Required action
Each entry should be printed exactly, with its images omitted.

[Web page and app entries]
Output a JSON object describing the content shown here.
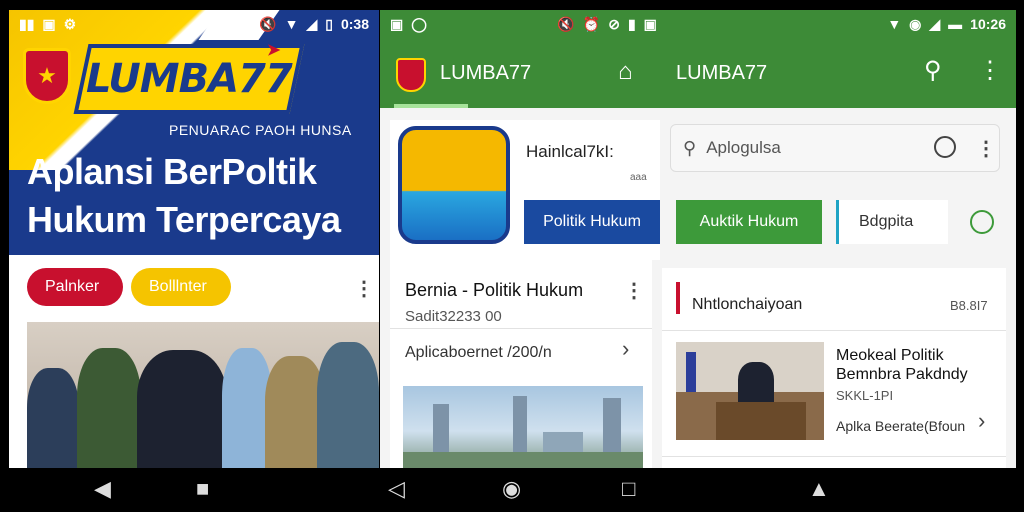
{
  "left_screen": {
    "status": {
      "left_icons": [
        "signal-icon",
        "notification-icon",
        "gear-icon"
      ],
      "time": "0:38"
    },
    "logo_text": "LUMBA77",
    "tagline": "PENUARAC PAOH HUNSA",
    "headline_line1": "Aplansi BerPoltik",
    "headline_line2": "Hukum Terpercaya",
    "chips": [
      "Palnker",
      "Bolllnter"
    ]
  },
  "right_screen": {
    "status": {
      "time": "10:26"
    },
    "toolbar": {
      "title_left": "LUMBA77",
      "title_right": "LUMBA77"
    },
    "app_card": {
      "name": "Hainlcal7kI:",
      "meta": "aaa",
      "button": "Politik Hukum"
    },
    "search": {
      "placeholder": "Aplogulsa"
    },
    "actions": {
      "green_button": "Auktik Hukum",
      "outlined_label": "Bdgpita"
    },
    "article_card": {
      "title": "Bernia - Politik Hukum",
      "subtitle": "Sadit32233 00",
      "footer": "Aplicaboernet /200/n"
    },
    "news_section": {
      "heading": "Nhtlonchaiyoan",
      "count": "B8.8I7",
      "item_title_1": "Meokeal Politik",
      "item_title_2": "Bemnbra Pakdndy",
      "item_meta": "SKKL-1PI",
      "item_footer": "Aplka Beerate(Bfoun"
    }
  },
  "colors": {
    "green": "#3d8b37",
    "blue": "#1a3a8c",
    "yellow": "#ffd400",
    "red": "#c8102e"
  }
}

Exercise solution
Output a JSON object describing the content shown here.
{
  "left_screen": {
    "status": {
      "left_icons": [
        "signal-icon",
        "notification-icon",
        "gear-icon"
      ],
      "time": "0:38"
    },
    "logo_text": "LUMBA77",
    "tagline": "PENUARAC PAOH HUNSA",
    "headline_line1": "Aplansi BerPoltik",
    "headline_line2": "Hukum Terpercaya",
    "chips": [
      "Palnker",
      "Bolllnter"
    ]
  },
  "right_screen": {
    "status": {
      "time": "10:26"
    },
    "toolbar": {
      "title_left": "LUMBA77",
      "title_right": "LUMBA77"
    },
    "app_card": {
      "name": "Hainlcal7kI:",
      "meta": "aaa",
      "button": "Politik Hukum"
    },
    "search": {
      "placeholder": "Aplogulsa"
    },
    "actions": {
      "green_button": "Auktik Hukum",
      "outlined_label": "Bdgpita"
    },
    "article_card": {
      "title": "Bernia - Politik Hukum",
      "subtitle": "Sadit32233 00",
      "footer": "Aplicaboernet /200/n"
    },
    "news_section": {
      "heading": "Nhtlonchaiyoan",
      "count": "B8.8I7",
      "item_title_1": "Meokeal Politik",
      "item_title_2": "Bemnbra Pakdndy",
      "item_meta": "SKKL-1PI",
      "item_footer": "Aplka Beerate(Bfoun"
    }
  },
  "colors": {
    "green": "#3d8b37",
    "blue": "#1a3a8c",
    "yellow": "#ffd400",
    "red": "#c8102e"
  }
}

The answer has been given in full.